The study underscores the opportunities afforded to Appalachia by the growth of complex new international trade lanes to broaden its commercial links with the nation and the rest of the world. It develops a comprehensive transportation strategy to ensure the domestic and international market access necessary for Appalachia to successfully compete in the global economy.

The study also shows how Appalachia's strategic location, amidst some of America's strongest production centers and consumer markets, positions it as a natural crossroads of intermodal transportation networks for domestic and international commerce.

Moffatt and Nichol, widely recognized as one of America's leading consultants on international trade and transportation issues, carried out the technical research on which the study is based. A multi-disciplinary team of transportation, international trade, and economic development experts provided oversight and guidance of the study, which reviewed changing macroeconomic and demographic trends over the past six decades and analyzed the effect of these changes on both consumption and production patterns. It also examined changes in the flow of both domestic and international commodities and compared these changing logistical patterns to the Region's current transportation capabilities.

The study confirmed that:

  • Global trade is increasing twice as fast as global gross domestic product.
  • Transpacific trade routes to Asia and transatlantic trade routes to Europe and the Middle East will remain strong, while trade routes to both Canada and South America show significant growth potential.
  • The global supply chain is intermodal (integrating highway, rail, and marine transportation systems) and increasingly containerized. Coastal ports serve as primary gateways for global commerce.
  • Intermodal coordination can increase transport capacity, velocity, and reliability; improve cost efficiency; and enhance energy and environmental efficiencies.

Following the completion of the initial research, the study team hosted a series of regional workshops that engaged more than 500 civic, business, and academic leaders from across Appalachia directly in the planning process. The team then developed the Network Appalachia strategic plan for the twenty-first century, which builds on the commercial importance of the Appalachian Development Highway System. The plan features three primary components:

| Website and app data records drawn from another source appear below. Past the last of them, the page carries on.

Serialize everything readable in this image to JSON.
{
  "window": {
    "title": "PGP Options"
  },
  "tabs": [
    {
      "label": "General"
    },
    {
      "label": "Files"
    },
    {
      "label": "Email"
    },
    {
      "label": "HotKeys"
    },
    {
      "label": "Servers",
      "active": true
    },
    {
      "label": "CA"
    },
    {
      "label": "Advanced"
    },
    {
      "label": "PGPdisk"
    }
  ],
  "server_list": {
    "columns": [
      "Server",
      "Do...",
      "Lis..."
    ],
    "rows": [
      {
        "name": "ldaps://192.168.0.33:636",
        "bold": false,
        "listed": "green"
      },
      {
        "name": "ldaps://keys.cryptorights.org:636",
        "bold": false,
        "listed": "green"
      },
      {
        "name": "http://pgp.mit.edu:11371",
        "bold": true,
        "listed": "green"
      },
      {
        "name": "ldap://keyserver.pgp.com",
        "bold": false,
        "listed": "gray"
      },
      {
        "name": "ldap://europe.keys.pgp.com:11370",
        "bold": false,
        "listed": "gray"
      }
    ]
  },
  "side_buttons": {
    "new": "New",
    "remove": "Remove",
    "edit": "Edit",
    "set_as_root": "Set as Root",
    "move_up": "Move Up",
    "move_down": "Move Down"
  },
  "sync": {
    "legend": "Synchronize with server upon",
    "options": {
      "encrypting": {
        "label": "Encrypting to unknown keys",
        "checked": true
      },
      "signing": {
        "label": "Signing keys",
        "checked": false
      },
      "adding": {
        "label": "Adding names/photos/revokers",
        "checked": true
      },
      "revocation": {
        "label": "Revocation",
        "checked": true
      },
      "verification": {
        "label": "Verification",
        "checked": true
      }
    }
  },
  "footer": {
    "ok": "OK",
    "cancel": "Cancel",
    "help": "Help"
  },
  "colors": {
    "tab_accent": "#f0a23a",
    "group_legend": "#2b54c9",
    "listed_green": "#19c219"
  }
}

  1. Continue to develop the 3,090-mile Appalachian Development Highway System, 84 percent of which is now open to traffic (as of September 30, 2009). System completion will produce $3.2 billion in new wages, $5 billion in increased economic activity, and 80,500 new jobs by 2035.
  2. Establish the Appalachian Development Highway System as a regional highway foundation for a strategic network of Intermodal Corridors of Commerce. This balanced system of interconnected highway, rail, and inland waterway corridors is Appalachia's direct connection to both domestic and international markets. Models of such intermodal success include the emerging Norfolk Southern Heartland and Crescent Corridors, the new CSX National Gateway Corridor, and the proposed inland waterway Marine Highway System.
  3. Develop a growing system of inland ports to serve as key interchanges between the Region's local economies and its transportation system. Patterned after successful models in Front Royal, Virginia; Huntsville, Alabama; Somerset, Kentucky; Lenoir, North Carolina; and Dubois, Pennsylvania, these transportation and logistics centers enhance the competitiveness of existing local businesses while helping attract new enterprise and employment to host communities.

The study team also drafted a formal planning and development framework that stresses the importance of stronger advocacy, including new partnerships between inland and coastal regions; expanded planning focused on interjurisdictional and intermodal coordination; and increased investment emphasizing new and expanded public/private cooperation.

In noting the success of the Appalachian Development Highway System in facilitating commerce, the growth of new intermodal corridors, and the expansion of inland ports, the team stressed the opportunity to build on this transportation momentum to achieve the domestic and international market access that will be critical to Appalachia's continued economic development.

The study is available on the ARC Web site at